Records from a dataset
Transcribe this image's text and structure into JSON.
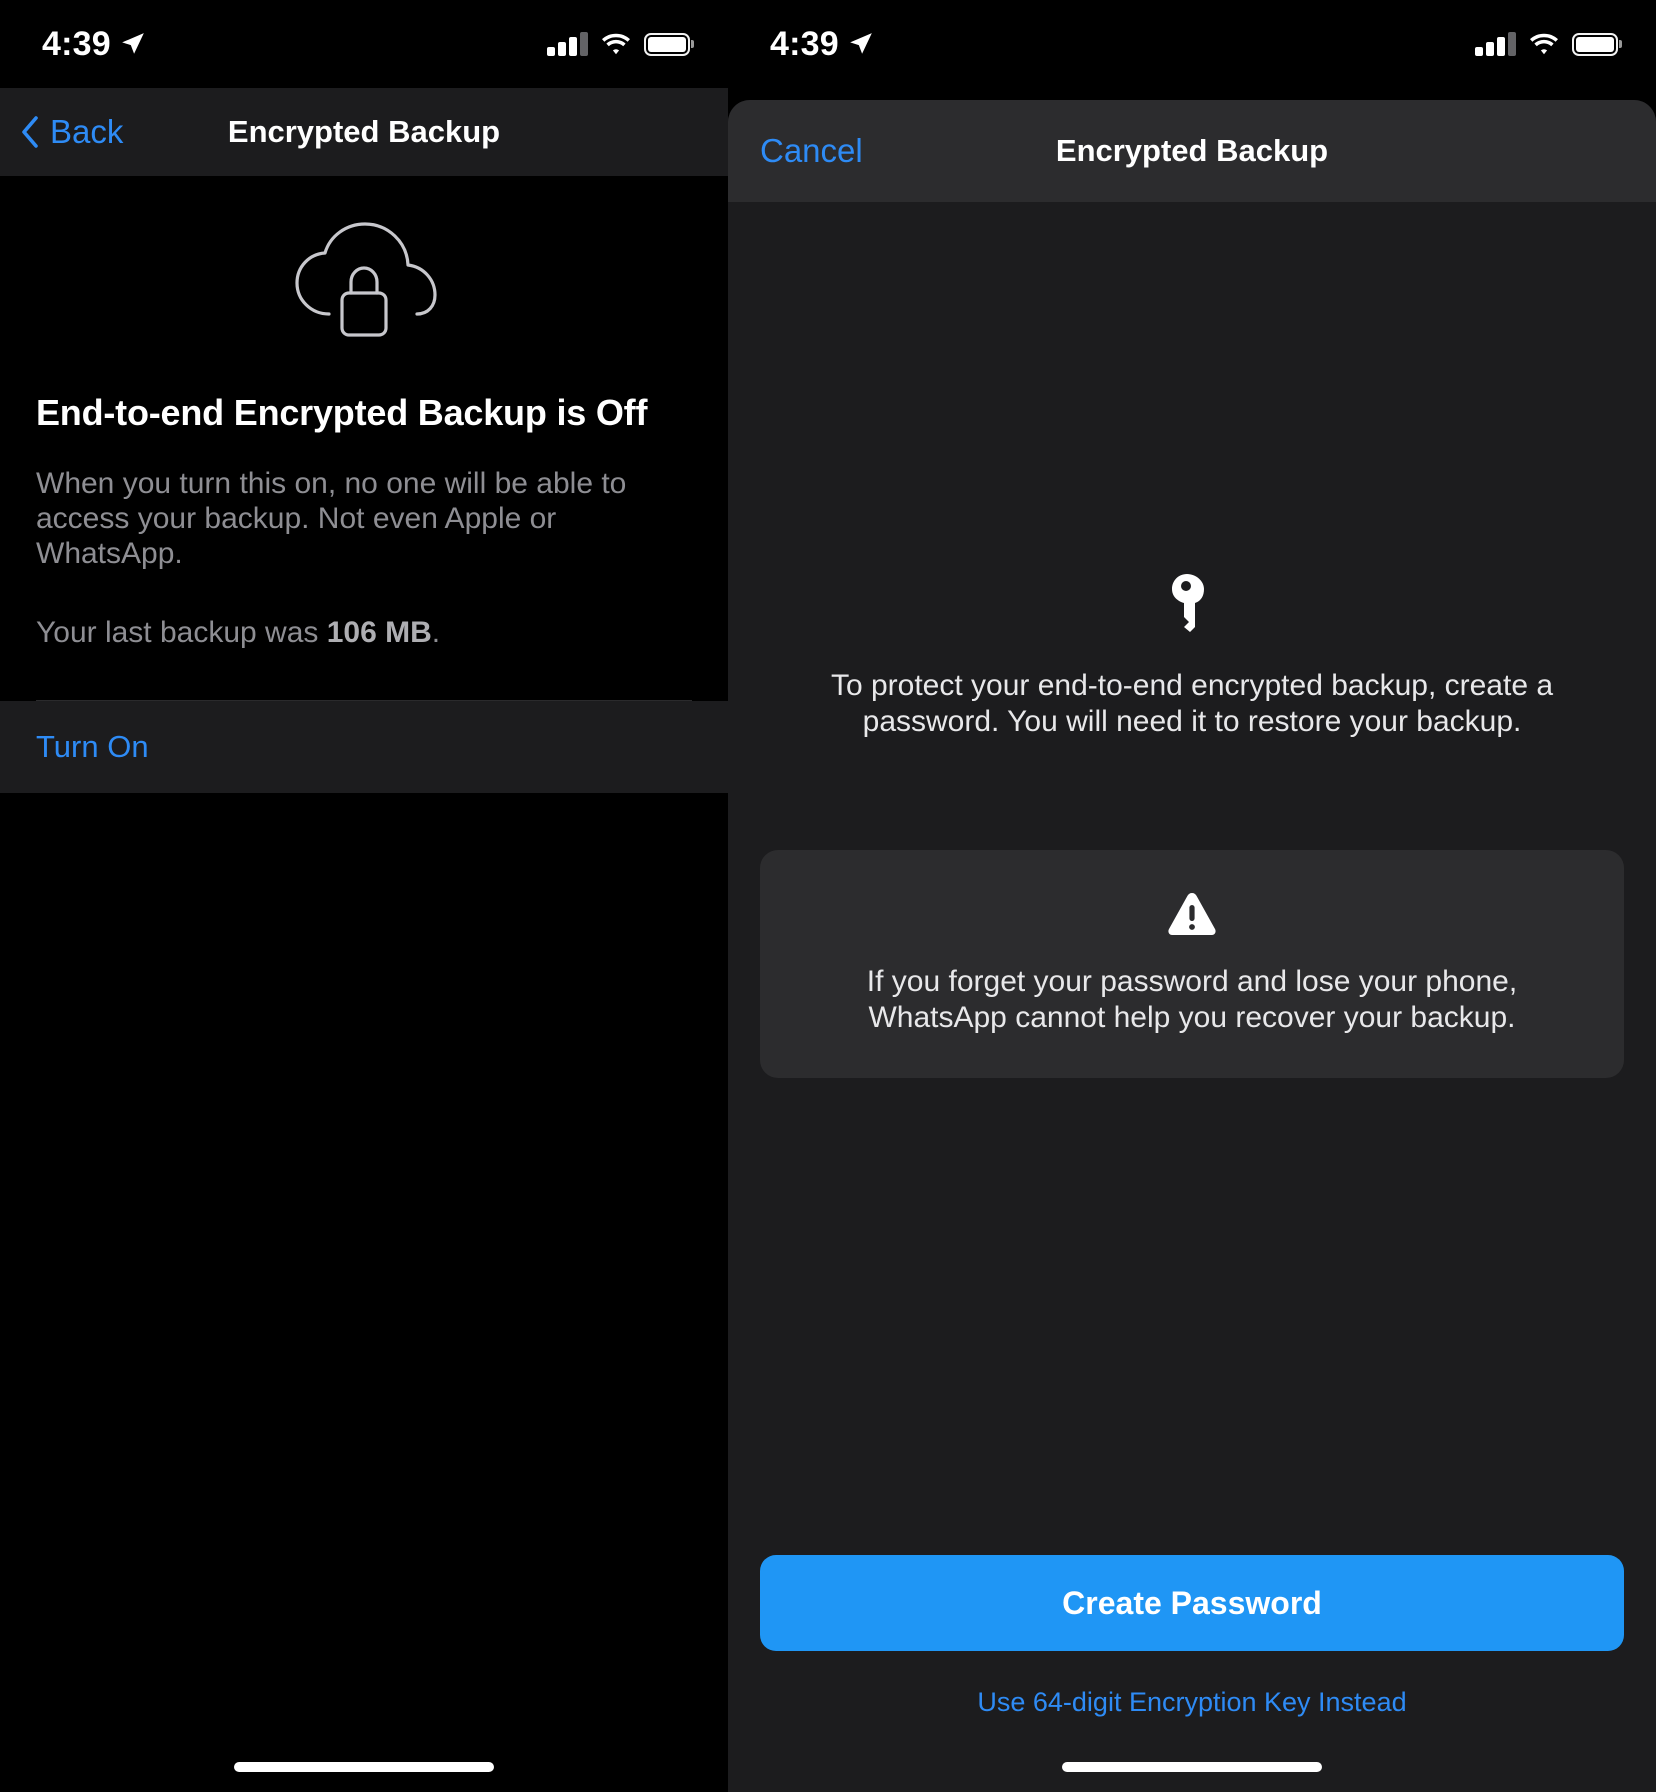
{
  "left": {
    "status": {
      "time": "4:39",
      "location_icon": "location-arrow-icon",
      "cellular_icon": "cellular-signal-icon",
      "wifi_icon": "wifi-icon",
      "battery_icon": "battery-icon"
    },
    "nav": {
      "back_label": "Back",
      "back_icon": "chevron-left-icon",
      "title": "Encrypted Backup"
    },
    "hero_icon": "cloud-lock-icon",
    "headline": "End-to-end Encrypted Backup is Off",
    "description": "When you turn this on, no one will be able to access your backup. Not even Apple or WhatsApp.",
    "backup_prefix": "Your last backup was ",
    "backup_size": "106 MB",
    "backup_suffix": ".",
    "turn_on_label": "Turn On"
  },
  "right": {
    "status": {
      "time": "4:39",
      "location_icon": "location-arrow-icon",
      "cellular_icon": "cellular-signal-icon",
      "wifi_icon": "wifi-icon",
      "battery_icon": "battery-icon"
    },
    "nav": {
      "cancel_label": "Cancel",
      "title": "Encrypted Backup"
    },
    "hero_icon": "key-icon",
    "intro": "To protect your end-to-end encrypted backup, create a password. You will need it to restore your backup.",
    "warning_icon": "warning-triangle-icon",
    "warning": "If you forget your password and lose your phone, WhatsApp cannot help you recover your backup.",
    "primary_button": "Create Password",
    "alt_link": "Use 64-digit Encryption Key Instead"
  },
  "colors": {
    "accent_blue": "#2e8bf5",
    "button_blue": "#1f96f5",
    "sheet_bg": "#1c1c1e",
    "card_bg": "#2c2c2e",
    "screen_bg": "#000000",
    "secondary_text": "#8e8e93"
  }
}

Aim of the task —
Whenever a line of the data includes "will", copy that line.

Reply to the exercise —
    "description": "When you turn this on, no one will be able to access your backup. Not even Apple or WhatsApp.",
    "intro": "To protect your end-to-end encrypted backup, create a password. You will need it to restore your backup.",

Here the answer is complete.